On May 12, I saw a sign at the Chamber of Commerce that read, Business Expo, May 14. If starting a business has taught me one thing, it’s to be gutsy. I didn’t know if I belonged at this conference or not, and I suspected that even if I did, it was too late to register. Still, I went online that night, found the contact info, and asked if I could attend. They said I could, so my husband took the day off of work and the whole family trucked up to the mountains so that I could go.
Whew, this was a big deal for me! The conference was in a very posh hotel; I told myself that if nothing else, I’d have an excuse to enjoy the lofty environment. I nervously decided what to wear, what to bring. On the way up, I asked my husband what would make this trip worth it.

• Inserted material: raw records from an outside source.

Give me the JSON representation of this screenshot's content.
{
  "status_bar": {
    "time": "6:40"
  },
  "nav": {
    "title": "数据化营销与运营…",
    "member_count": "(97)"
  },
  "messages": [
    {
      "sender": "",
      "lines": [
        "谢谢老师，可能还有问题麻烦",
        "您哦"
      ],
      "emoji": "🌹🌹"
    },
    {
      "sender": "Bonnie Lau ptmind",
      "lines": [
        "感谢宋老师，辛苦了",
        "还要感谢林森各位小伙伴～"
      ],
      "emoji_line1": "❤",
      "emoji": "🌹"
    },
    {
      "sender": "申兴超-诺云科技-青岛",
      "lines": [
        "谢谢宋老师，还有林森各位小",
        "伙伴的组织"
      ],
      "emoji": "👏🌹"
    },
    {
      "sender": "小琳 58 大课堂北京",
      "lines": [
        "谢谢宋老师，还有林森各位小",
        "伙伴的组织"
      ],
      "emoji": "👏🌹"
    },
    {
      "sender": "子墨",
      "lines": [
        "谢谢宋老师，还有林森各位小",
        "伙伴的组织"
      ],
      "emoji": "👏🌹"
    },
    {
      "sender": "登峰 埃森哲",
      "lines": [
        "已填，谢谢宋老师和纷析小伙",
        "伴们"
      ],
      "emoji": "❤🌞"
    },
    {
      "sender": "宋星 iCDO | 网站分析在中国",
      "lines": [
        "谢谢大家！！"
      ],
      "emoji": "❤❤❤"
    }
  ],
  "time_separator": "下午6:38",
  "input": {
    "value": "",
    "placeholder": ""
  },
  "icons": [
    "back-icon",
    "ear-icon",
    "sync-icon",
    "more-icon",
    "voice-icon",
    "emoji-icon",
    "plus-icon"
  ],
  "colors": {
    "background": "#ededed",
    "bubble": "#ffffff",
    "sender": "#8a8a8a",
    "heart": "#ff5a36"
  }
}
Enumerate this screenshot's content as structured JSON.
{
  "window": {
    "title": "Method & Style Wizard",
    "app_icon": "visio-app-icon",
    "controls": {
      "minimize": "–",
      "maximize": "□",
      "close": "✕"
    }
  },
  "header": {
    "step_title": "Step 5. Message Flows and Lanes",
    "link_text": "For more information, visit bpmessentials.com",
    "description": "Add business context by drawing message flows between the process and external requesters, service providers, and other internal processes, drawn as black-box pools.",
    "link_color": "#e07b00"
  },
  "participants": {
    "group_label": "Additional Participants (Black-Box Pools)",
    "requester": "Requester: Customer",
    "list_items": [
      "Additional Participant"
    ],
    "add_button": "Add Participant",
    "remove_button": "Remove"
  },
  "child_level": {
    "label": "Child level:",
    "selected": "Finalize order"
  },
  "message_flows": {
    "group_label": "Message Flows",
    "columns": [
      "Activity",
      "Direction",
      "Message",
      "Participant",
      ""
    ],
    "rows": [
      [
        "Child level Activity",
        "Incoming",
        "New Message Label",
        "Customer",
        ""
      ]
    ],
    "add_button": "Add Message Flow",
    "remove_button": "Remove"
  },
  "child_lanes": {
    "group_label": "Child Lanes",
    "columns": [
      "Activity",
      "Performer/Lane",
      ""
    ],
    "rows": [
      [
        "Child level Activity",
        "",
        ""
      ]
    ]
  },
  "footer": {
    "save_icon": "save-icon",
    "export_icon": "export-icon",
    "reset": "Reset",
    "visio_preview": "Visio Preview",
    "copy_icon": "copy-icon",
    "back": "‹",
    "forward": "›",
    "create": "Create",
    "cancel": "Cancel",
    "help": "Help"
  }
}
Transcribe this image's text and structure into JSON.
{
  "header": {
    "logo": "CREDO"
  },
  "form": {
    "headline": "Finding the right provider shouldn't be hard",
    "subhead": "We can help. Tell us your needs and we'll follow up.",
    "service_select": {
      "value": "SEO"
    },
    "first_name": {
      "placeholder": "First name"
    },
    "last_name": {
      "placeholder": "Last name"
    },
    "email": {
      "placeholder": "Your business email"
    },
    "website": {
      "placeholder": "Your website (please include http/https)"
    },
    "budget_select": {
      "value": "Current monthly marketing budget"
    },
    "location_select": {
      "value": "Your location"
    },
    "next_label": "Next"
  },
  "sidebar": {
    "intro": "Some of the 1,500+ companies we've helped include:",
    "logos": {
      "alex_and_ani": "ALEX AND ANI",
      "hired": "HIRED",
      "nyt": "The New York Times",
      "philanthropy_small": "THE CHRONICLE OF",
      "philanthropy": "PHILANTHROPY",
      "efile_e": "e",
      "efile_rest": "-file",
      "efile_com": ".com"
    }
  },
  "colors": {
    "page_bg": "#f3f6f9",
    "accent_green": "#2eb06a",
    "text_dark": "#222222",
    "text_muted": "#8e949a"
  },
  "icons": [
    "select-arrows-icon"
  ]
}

“If you make two or three contacts, if you learn something at the workshops, or if you get blog material out of it. One of the three,” he coached. The last one made me feel better; if nothing else, I was sure there would be something to write about, and it gave me a context in which to meet people, asking questions for the blog. Despite the fact that I am writing about it now, I am happy to say that I achieved all three.
One of the big things that this conference did for me was to help demystify the business world, a process that has been ongoing since I took my first tentative steps into business two years ago. I’ve always liked to believe that the pretty, slick products I bought were made by elves or concocted at night by a full moon. It’s a little bit of a letdown to find that most businesses are run by actual humans, but it’s necessary because I know all too well how human I am. I need to believe that people like me are capable of creating and marketing desirable things. Chatting with other business people and understanding how they do things is a great step in that direction.
Similarly, although I absolutely knew better, I went with the stubborn misconception at the back of my mind that business people — not me, but ‘real’ business people — are rich and big spenders. I was reminded in the very first workshop, 15 minutes after I arrived, that whatever their income level, whatever their level of experience, however established their business, everyone wanted to run their business as economically as possible, just like me. I began to feel more at home.
Finally, networking: I’m terribly shy. Networking was probably the most obvious benefit of an event like this, and I was afraid I would let it slip through my trembling fingers. My husband helped by setting the bar rather low — make two or three contacts — and once there, I realized that being there was a good thing in itself, since it was a local event and these are people I am likely to run into again, especially if I make a special effort to frequent their businesses. “You look familiar,” is a foot in the door.
However, I needn’t have worried. I’m shy, but not everyone is, and they’re all there to network. Many people said, “I’m so-and-so from such-and-such; who are you with?” I tried not to be apologetic as I nervously described my fledgling business. I neglected to wear something with pockets, but I tucked a few business cards into my name tag and was able to produce one without much fumbling every time I had the chance. I probably made something more like 20 to 30 contacts, rather than two or three.
It wasn’t that it went perfectly — there were some key connections I failed to make, and I had to leave a little before I was really ready — but for my first business expo, it was a great experience and 100% worth the effort.